UN Prepares Food-Aid Ahead Of Afghan Winter
Ahead Of Afghan Winter, UN Agency Already Pre-Positions Food Aid
Stealing a march on winter, the United Nations World Food Programme (WFP) said today it had already started pre-positioning food supplies for nearly half a million impoverished Afghans who will be cut off from markets once the cold weather sets in.
“Winter is a brutal time for poor and needy Afghans,” WFP country representative Charles Vincent said in Kabul, the capital. “There are literally tens of thousands of people trapped by heavy snowfalls and freezing winds, and they have absolutely no way of getting food.
“These are the people that WFP is determined to assist. Winterization is WFP’s largest annual operation in Afghanistan and requires enormous planning. Food must be trucked to some of the remotest and desolate parts of the country, and then distributed to the needy before the cold weather hits,” he added.
WFP uses creative food aid schemes to support development, including food for the construction of roads, wells and other community assets, food for people attending training and food for school children. Poor people who are unable to join these projects receive special rations.
Deliveries have already commenced in Badakhshan, in northeastern Afghanistan, where winter normally begins as early as September. Around 5,900 tons of various food commodities have been allocated to remote and mountainous districts.
Some WFP operations there have been hampered by the poor state of roads and bridges that were destroyed by heavy snowfalls and devastating floods in recent months. To alleviate blockages, WFP will provide food to workers fixing the road between Hawzi Shah and Koofab districts. The new road will provide immense benefits to surrounding communities and enable WFP to truck food aid to the needy.
Similarly, WFP food convoys to communities in the Pamir Mountains have been affected by the loss of a bridge in Baharak, which was washed away by floods last week. Efforts by the local government and non-government organizations are underway to divert the road so that WFP can dispatch food to remote and high altitude areas before the weather turns cold.
inaccessible areas of northern Baghlan province, where many
roads are in bad condition or do not exist, WFP has provided
biscuits and other food to the poor.
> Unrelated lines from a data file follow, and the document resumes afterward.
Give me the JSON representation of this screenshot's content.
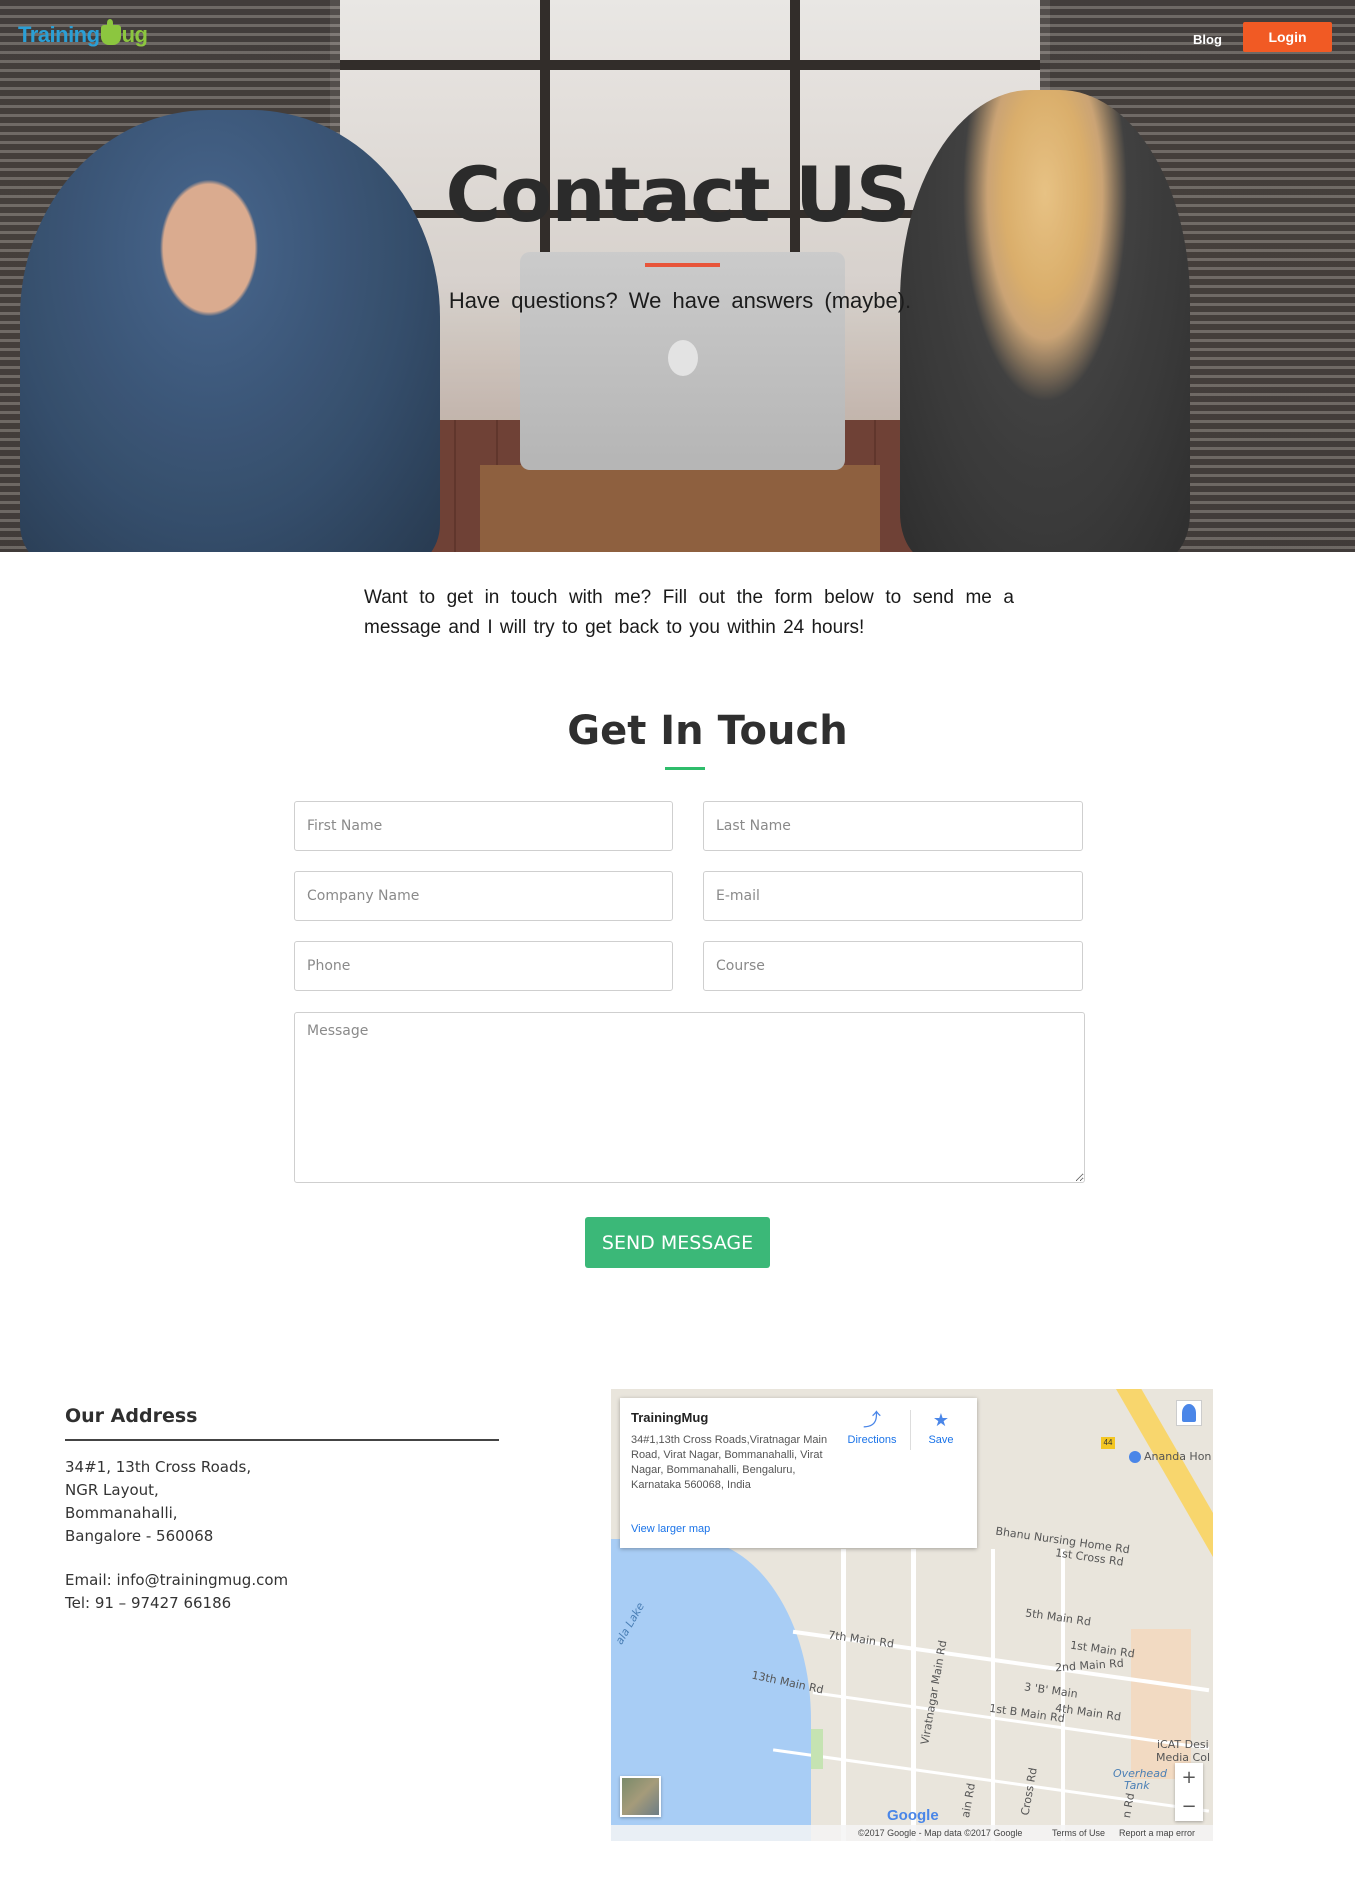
{
  "header": {
    "logo_part1": "Training",
    "logo_part2": "ug",
    "logo_icon": "mug-icon",
    "nav_blog": "Blog",
    "login_label": "Login",
    "accent_color": "#f15a24"
  },
  "hero": {
    "title": "Contact US",
    "subtitle": "Have questions? We have answers (maybe)."
  },
  "intro": {
    "text": "Want to get in touch with me? Fill out the form below to send me a message and I will try to get back to you within 24 hours!"
  },
  "form": {
    "title": "Get In Touch",
    "first_name_placeholder": "First Name",
    "last_name_placeholder": "Last Name",
    "company_placeholder": "Company Name",
    "email_placeholder": "E-mail",
    "phone_placeholder": "Phone",
    "course_placeholder": "Course",
    "message_placeholder": "Message",
    "send_label": "SEND MESSAGE",
    "send_color": "#3bb878"
  },
  "address": {
    "title": "Our Address",
    "lines": [
      "34#1, 13th Cross Roads,",
      "NGR Layout,",
      "Bommanahalli,",
      "Bangalore - 560068"
    ],
    "email_line": "Email: info@trainingmug.com",
    "tel_line": "Tel: 91 – 97427 66186"
  },
  "map": {
    "place_name": "TrainingMug",
    "place_address": "34#1,13th Cross Roads,Viratnagar Main Road, Virat Nagar, Bommanahalli, Virat Nagar, Bommanahalli, Bengaluru, Karnataka 560068, India",
    "view_larger": "View larger map",
    "directions_label": "Directions",
    "save_label": "Save",
    "zoom_in": "+",
    "zoom_out": "−",
    "google_label": "Google",
    "footer_copyright": "©2017 Google - Map data ©2017 Google",
    "footer_terms": "Terms of Use",
    "footer_report": "Report a map error",
    "hwy_number": "44",
    "labels": {
      "ananda": "Ananda Hon",
      "bhanu": "Bhanu Nursing Home Rd",
      "first_cross": "1st Cross Rd",
      "fifth_main": "5th Main Rd",
      "first_main": "1st Main Rd",
      "second_main": "2nd Main Rd",
      "seventh_main": "7th Main Rd",
      "viratnagar": "Viratnagar Main Rd",
      "thirteenth": "13th Main Rd",
      "three_b": "3 'B' Main",
      "fourth_main": "4th Main Rd",
      "first_b": "1st B Main Rd",
      "icat": "iCAT Desi",
      "media": "Media Col",
      "overhead": "Overhead",
      "tank": "Tank",
      "lake": "ala Lake",
      "cross_rd": "Cross Rd",
      "main_rd": "ain Rd",
      "n_rd": "n Rd"
    }
  }
}
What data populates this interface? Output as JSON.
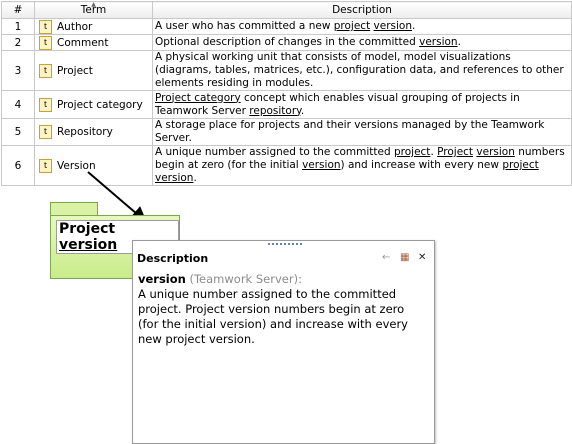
{
  "table": {
    "headers": {
      "num": "#",
      "term": "Term",
      "description": "Description"
    },
    "term_icon_glyph": "t",
    "rows": [
      {
        "num": "1",
        "term": "Author",
        "desc": [
          {
            "t": "A user who has committed a new "
          },
          {
            "t": "project",
            "u": true
          },
          {
            "t": " "
          },
          {
            "t": "version",
            "u": true
          },
          {
            "t": "."
          }
        ]
      },
      {
        "num": "2",
        "term": "Comment",
        "desc": [
          {
            "t": "Optional description of changes in the committed "
          },
          {
            "t": "version",
            "u": true
          },
          {
            "t": "."
          }
        ]
      },
      {
        "num": "3",
        "term": "Project",
        "desc": [
          {
            "t": "A physical working unit that consists of model, model visualizations (diagrams, tables, matrices, etc.), configuration data, and references to other elements residing in modules."
          }
        ]
      },
      {
        "num": "4",
        "term": "Project category",
        "desc": [
          {
            "t": "Project category",
            "u": true
          },
          {
            "t": " concept which enables visual grouping of projects in Teamwork Server "
          },
          {
            "t": "repository",
            "u": true
          },
          {
            "t": "."
          }
        ]
      },
      {
        "num": "5",
        "term": "Repository",
        "desc": [
          {
            "t": "A storage place for projects and their versions managed by the Teamwork Server."
          }
        ]
      },
      {
        "num": "6",
        "term": "Version",
        "desc": [
          {
            "t": "A unique number assigned to the committed "
          },
          {
            "t": "project",
            "u": true
          },
          {
            "t": ". "
          },
          {
            "t": "Project",
            "u": true
          },
          {
            "t": " "
          },
          {
            "t": "version",
            "u": true
          },
          {
            "t": " numbers begin at zero (for the initial "
          },
          {
            "t": "version",
            "u": true
          },
          {
            "t": ") and increase with every new "
          },
          {
            "t": "project",
            "u": true
          },
          {
            "t": " "
          },
          {
            "t": "version",
            "u": true
          },
          {
            "t": "."
          }
        ]
      }
    ]
  },
  "package": {
    "title_plain": "Project ",
    "title_underlined": "version"
  },
  "popup": {
    "title": "Description",
    "buttons": {
      "back": "←",
      "table": "▦",
      "close": "✕"
    },
    "keyword": "version",
    "source": " (Teamwork Server):",
    "text": "A unique number assigned to the committed project. Project version numbers begin at zero (for the initial version) and increase with every new project version."
  },
  "colors": {
    "grid": "#c9c9c9",
    "package_fill": "#d6f1a0",
    "package_border": "#7aa84a",
    "grip": "#5b87c4"
  }
}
A total of 2,400 tons
of biscuits will be dispatched to an estimated 85,500 people
in the province.